posted September 24, 2007

Poets Will Discuss How French Poetry Influenced Them

Poets Priscilla Atkins and Kathleen McGookey will discuss how French poetry inspired their writing careers on Wednesday, Oct. 10, at 4 p.m. at HopeCollege in the DeWitt Center Herrick Room.

The public is invited. Admission is free.

The presentation, titled "The French Muse: On Inspiration and Translation," is sponsored by the French Cultural Studies Colloquium at Hope. Atkins is a librarian with the rank of associate professor, and McGookey is a 1992 Hope graduate.

Atkins completed her undergraduate work at Smith College and holds two master's degrees (one in education, one in library and information science) from the University of Hawaii at Manoa. Currently on leave from Hope, she is studying for a Master of Fine Arts degree via SpaldingUniversity's low-residency program. Her poetry has appeared in "Southern Humanities Review," "Poetry London," "Poetry," "Shenandoah," "Salmagundi," "Southwest Review," "Raritan" and other journals.

Atkins began studying the French language at age 12. She continued with French through middle school, high school, and college. During the decade she lived in Hawaii, she studied at the "Institut de Touraine" in the LoireValley. Her most recent poems "Un Sucrier for Marcel Proust" and "The Death of Albert Camus" were accepted respectively by "Southern Humanities Review" and "Borderlands."

McGookey graduated from Hope in 1989 with a French major, having spent her junior year studying in Paris. She went on to earn advanced degrees in creative writing and literature at Western Michigan University. She has taught literature and creative writing at Hope, Western, and Interlochen Center for the Arts. She began translating Georges Godeau's poems when she was nearly through with her doctoral studies.

Her poems, prose poems, and translations have appeared in more than 40 journals including "The Antioch Review," "Boston Review," "Epoch," "Field," "Indiana Review," "The Laurel Review," "Ploughshares," "The Prose Poem: An International Journal," "Quarterly West," "Seneca Review," "West Branch" and "Willow Springs."

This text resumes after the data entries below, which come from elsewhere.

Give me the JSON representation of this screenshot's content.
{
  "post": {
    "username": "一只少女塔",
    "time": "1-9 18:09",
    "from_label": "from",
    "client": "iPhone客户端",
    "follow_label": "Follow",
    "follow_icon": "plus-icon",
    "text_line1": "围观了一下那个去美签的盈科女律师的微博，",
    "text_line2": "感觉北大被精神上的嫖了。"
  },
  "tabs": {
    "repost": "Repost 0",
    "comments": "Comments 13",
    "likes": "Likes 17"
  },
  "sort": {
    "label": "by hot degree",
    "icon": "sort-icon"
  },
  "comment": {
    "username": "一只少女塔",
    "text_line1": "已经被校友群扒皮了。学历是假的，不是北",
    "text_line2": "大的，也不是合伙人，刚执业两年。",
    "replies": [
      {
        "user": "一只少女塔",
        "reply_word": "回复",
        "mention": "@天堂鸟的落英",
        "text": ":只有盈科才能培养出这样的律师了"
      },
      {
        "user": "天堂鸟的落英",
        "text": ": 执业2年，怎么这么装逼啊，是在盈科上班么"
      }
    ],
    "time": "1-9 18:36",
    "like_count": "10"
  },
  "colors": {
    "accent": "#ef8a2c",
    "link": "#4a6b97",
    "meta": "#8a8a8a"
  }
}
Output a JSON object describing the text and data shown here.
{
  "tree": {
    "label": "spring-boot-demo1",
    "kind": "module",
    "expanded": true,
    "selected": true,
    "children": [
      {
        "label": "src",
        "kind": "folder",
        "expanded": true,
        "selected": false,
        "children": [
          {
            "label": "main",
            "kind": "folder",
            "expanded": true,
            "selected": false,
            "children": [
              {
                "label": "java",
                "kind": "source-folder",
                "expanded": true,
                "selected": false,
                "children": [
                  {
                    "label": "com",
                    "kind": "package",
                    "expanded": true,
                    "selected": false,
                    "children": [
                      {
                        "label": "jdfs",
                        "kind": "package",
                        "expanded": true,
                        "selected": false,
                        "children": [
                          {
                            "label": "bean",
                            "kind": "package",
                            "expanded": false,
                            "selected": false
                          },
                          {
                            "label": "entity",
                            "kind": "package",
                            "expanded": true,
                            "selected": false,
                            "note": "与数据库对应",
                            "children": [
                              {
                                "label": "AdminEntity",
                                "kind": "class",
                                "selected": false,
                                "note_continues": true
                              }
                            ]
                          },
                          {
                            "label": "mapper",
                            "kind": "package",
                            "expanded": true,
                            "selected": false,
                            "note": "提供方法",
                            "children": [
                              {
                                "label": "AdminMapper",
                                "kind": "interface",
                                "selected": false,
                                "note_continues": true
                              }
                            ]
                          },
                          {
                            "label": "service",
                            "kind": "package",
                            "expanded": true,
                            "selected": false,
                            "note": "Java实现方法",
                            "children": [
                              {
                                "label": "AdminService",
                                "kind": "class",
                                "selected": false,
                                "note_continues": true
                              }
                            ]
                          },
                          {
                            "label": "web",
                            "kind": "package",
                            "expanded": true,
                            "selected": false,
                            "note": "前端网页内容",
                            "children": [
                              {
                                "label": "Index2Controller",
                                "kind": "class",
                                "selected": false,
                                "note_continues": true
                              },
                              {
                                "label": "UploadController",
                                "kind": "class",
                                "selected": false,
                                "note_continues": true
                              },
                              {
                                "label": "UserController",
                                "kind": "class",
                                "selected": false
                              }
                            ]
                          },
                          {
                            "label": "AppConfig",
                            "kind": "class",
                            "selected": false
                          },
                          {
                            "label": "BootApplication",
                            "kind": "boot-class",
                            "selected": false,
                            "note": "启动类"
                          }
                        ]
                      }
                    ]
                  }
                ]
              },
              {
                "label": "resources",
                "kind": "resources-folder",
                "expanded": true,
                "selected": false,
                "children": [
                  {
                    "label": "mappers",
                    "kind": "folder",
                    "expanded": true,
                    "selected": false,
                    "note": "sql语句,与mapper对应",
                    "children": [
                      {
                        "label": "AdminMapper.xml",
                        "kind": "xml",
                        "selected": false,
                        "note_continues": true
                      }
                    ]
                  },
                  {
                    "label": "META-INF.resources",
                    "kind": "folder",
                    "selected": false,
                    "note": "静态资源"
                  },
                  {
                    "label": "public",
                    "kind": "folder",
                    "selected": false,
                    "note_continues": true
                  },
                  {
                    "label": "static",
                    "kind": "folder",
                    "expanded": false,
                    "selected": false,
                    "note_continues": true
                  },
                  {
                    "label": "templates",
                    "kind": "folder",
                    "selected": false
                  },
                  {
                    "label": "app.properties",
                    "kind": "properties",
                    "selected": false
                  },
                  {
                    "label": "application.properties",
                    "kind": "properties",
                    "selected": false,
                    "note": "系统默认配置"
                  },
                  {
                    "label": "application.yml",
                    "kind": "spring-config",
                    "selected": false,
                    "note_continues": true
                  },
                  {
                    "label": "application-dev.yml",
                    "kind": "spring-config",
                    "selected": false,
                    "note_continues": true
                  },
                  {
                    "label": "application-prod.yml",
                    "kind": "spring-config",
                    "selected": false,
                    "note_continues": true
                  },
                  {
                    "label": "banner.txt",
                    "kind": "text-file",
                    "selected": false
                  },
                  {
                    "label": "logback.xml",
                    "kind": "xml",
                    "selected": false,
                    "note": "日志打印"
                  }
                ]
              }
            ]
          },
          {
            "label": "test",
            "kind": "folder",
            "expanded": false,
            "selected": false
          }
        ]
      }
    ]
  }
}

Her first book of poems is "Whatever Shines," published by White Pine Press in 2001. It is available online through Amazon.com, as well as through many independent booksellers.

McGookey lives in Wayland with her husband and her two young children. She spends her days chasing her curly-haired two-year-old daughter, making peanut butter sandwiches for her five-year-old son, and reading lots of stories to both her children. Her Web site is www.kathleenmcgookey.com.

The Herrick Room is on the southwest corner of the DeWitt Center, which is located at 141 E. 12th St., on the corner of Columbia Avenue and 12th Street.